A smooth cubic surface X over a field k which is not algebraically closed need not be rational over k. As an extreme case, there are smooth cubic surfaces over the rational numbers Q (or the p-adic numbers ${\displaystyle \mathbf {Q} _{p}}$) with no rational points, in which case X is certainly not rational.[16] If X(k) is nonempty, then X is at least unirational over k, by Beniamino Segre and János Kollár.[17] For k infinite, unirationality implies that the set of k-rational points is Zariski dense in X.

The absolute Galois group of k permutes the 27 lines of X over the algebraic closure ${\displaystyle {\overline {k}}}$ of k (through some subgroup of the Weyl group of ${\displaystyle E_{6}}$). If some orbit of this action consists of disjoint lines, then X is the blow-up of a "simpler" del Pezzo surface over k at a closed point. Otherwise, X has Picard number 1. (The Picard group of X is a subgroup of the geometric Picard group ${\displaystyle \operatorname {Pic} (X_{\overline {k}})\cong \mathbf {Z} ^{7}}$.) In the latter case, Segre showed that X is never rational. More strongly, Yuri Manin proved a birational rigidity statement: two smooth cubic surfaces with Picard number 1 over a perfect field k are birational if and only if they are isomorphic.[18] For example, these results give many cubic surfaces over Q that are unirational but not rational.

## Notes

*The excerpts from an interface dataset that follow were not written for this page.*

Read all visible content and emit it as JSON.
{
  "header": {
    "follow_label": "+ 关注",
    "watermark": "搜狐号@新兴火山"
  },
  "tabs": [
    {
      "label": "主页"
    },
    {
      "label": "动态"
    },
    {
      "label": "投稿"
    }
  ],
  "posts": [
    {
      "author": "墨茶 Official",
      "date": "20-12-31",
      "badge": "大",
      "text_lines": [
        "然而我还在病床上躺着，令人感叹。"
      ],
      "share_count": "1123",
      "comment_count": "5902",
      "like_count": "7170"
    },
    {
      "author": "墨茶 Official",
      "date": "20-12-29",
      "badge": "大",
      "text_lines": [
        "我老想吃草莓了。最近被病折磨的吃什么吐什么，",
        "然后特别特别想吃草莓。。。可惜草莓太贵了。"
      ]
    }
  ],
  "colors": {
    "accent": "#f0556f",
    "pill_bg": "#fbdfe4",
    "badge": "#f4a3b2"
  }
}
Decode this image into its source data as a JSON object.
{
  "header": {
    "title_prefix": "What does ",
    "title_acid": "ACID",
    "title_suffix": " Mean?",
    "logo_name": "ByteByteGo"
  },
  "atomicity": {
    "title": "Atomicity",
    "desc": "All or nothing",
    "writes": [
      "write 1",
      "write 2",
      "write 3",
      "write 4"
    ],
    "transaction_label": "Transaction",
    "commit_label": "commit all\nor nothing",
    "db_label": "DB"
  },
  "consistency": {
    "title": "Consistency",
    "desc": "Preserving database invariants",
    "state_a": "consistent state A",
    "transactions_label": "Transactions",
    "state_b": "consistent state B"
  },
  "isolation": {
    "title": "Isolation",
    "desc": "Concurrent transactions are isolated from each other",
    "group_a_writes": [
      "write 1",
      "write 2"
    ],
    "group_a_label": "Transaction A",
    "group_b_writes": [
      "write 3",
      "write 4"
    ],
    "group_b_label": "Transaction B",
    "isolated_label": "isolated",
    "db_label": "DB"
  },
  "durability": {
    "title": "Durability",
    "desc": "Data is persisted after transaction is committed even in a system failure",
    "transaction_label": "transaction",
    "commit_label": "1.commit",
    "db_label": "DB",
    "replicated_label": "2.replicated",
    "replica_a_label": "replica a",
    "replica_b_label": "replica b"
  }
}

1. Reid (1988), Corollary 7.4.
2. Kollár, Smith, Corti (2004), Example 1.28.
3. Kollár, Smith, Corti (2004), Exercise 1.59.
4. Dolgachev (2012), Chapter 9, Historical notes.
5. Reid (1988), section 7.6.
6. Hartshorne (1997), Exercise V.4.11.
7. Bruce & Wall (1979), section 4; Dolgachev (2012), Table 9.1.
8. Dolgachev (2012), section 9.1.4.
9. Hartshorne (1997), Theorem V.4.9.
10. Serganova & Skorobogatov (2007).
11. Dolgachev (2012), Table 9.6.
12. Degtyarev and Kharlamov (2000), section 3.5.2. The various types of real cubic surfaces, and the lines on them, are pictured in Holzer & Labs (2006).
13. Silhol (1989), section VI.5.
14. Dolgachev (2012), equation (9.57).
15. Hartshorne (1997), Theorem V.4.11.
16. Kollár, Smith, Corti (2004), Exercise 1.29.
17. Kollár, Smith, Corti (2004), Theorems 1.37 and 1.38.
18. Kollár, Smith, Corti (2004), Theorems 2.1 and 2.2.